Element data from apps and pages:
_ _ _ _ _ _ _
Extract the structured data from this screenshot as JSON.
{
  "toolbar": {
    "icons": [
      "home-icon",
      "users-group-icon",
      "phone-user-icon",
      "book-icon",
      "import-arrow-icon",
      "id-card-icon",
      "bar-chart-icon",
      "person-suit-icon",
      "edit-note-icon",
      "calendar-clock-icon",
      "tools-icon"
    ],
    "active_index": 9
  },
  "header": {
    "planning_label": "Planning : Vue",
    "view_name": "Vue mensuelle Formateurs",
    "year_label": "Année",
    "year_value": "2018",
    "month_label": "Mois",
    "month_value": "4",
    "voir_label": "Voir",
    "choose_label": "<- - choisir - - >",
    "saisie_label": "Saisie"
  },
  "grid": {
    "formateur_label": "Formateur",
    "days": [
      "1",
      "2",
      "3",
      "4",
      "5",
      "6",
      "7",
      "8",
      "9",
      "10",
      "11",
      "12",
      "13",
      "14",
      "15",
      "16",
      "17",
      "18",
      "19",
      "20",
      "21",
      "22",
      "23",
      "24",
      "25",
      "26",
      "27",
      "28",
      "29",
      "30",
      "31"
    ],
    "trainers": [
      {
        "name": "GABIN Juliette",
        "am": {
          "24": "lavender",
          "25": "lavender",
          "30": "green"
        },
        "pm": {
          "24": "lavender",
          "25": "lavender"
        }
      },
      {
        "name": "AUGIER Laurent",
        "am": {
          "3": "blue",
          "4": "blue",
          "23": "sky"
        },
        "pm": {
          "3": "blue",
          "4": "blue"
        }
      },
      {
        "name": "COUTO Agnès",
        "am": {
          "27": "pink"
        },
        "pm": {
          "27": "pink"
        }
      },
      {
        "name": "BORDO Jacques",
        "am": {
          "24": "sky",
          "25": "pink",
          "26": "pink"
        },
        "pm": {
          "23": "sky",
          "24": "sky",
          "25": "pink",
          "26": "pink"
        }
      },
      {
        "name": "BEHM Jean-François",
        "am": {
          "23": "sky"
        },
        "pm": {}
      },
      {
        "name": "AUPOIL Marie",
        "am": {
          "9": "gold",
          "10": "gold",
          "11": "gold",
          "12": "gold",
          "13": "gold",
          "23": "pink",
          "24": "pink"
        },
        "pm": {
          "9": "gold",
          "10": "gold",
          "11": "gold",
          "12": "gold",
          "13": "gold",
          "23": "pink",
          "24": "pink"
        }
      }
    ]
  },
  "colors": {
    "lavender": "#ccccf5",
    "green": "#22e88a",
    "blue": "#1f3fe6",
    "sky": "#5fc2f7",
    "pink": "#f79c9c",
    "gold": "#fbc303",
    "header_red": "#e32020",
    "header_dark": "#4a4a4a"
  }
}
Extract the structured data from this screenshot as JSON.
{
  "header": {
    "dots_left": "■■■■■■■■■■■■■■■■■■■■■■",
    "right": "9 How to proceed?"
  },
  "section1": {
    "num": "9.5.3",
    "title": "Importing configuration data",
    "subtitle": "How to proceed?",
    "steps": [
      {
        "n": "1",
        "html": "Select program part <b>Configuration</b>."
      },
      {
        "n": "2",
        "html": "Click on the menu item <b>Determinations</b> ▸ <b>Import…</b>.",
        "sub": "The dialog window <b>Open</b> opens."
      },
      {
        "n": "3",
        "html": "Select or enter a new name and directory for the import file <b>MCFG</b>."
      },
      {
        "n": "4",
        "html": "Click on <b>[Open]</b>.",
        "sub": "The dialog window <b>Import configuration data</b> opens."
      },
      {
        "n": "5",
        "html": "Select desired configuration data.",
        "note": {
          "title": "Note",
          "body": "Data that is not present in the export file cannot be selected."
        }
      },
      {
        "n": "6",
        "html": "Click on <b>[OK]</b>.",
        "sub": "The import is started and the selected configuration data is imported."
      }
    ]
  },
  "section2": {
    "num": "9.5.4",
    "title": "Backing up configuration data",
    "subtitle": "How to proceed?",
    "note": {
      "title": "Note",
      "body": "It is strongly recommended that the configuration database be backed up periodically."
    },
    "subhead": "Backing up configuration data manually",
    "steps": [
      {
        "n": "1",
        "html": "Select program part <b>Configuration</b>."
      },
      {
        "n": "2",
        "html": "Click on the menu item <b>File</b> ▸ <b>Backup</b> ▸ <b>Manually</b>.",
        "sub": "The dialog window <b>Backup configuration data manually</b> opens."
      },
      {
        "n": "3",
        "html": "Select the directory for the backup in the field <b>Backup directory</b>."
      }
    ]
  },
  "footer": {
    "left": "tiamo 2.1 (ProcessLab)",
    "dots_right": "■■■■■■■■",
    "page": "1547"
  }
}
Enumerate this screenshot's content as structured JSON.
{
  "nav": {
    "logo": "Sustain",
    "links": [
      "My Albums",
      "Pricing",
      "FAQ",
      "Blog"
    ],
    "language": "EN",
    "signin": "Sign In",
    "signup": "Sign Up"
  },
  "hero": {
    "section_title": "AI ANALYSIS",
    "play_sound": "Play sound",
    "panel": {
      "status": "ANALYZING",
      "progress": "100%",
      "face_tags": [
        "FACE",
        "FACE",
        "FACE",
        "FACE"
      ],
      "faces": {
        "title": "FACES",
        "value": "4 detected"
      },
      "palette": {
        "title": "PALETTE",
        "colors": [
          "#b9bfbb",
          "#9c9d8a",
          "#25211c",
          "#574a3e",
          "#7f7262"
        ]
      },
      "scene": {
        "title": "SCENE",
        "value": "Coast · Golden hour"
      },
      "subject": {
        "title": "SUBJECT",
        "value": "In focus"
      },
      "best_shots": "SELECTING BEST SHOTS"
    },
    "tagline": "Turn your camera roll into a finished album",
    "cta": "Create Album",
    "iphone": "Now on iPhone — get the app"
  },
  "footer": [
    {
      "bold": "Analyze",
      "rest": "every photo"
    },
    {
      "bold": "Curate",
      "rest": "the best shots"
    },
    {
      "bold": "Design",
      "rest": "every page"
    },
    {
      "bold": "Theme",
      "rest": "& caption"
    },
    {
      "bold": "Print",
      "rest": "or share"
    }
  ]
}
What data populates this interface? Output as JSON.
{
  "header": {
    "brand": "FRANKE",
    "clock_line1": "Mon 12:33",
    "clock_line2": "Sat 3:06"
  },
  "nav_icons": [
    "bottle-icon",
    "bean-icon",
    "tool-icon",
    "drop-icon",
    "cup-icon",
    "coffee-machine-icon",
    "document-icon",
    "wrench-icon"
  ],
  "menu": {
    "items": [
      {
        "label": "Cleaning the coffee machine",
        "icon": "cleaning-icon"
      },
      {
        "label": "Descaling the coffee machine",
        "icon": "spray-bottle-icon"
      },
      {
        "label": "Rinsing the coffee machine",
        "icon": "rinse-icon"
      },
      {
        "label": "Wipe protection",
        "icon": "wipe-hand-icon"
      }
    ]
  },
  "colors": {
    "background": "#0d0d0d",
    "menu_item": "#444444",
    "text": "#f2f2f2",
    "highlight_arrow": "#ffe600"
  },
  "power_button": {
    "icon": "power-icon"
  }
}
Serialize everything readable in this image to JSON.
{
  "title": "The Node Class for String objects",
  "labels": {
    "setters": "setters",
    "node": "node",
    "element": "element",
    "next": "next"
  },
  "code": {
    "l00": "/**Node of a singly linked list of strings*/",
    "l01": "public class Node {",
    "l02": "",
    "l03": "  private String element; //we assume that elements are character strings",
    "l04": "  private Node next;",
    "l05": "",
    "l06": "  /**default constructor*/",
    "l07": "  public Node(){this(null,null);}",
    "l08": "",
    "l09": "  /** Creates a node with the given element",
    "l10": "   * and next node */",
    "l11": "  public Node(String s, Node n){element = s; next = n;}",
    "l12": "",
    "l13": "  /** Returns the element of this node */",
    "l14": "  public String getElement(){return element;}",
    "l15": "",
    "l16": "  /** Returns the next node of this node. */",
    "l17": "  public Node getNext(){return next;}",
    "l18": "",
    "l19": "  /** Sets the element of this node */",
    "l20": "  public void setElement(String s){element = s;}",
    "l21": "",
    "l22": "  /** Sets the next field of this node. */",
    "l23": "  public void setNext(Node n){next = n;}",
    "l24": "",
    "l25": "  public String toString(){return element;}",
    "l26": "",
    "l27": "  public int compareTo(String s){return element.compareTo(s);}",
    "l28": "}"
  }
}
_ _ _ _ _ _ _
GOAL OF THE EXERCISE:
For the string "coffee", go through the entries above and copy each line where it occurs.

YOUR RESPONSE:
    "coffee-machine-icon",
        "label": "Cleaning the coffee machine",
        "label": "Descaling the coffee machine",
        "label": "Rinsing the coffee machine",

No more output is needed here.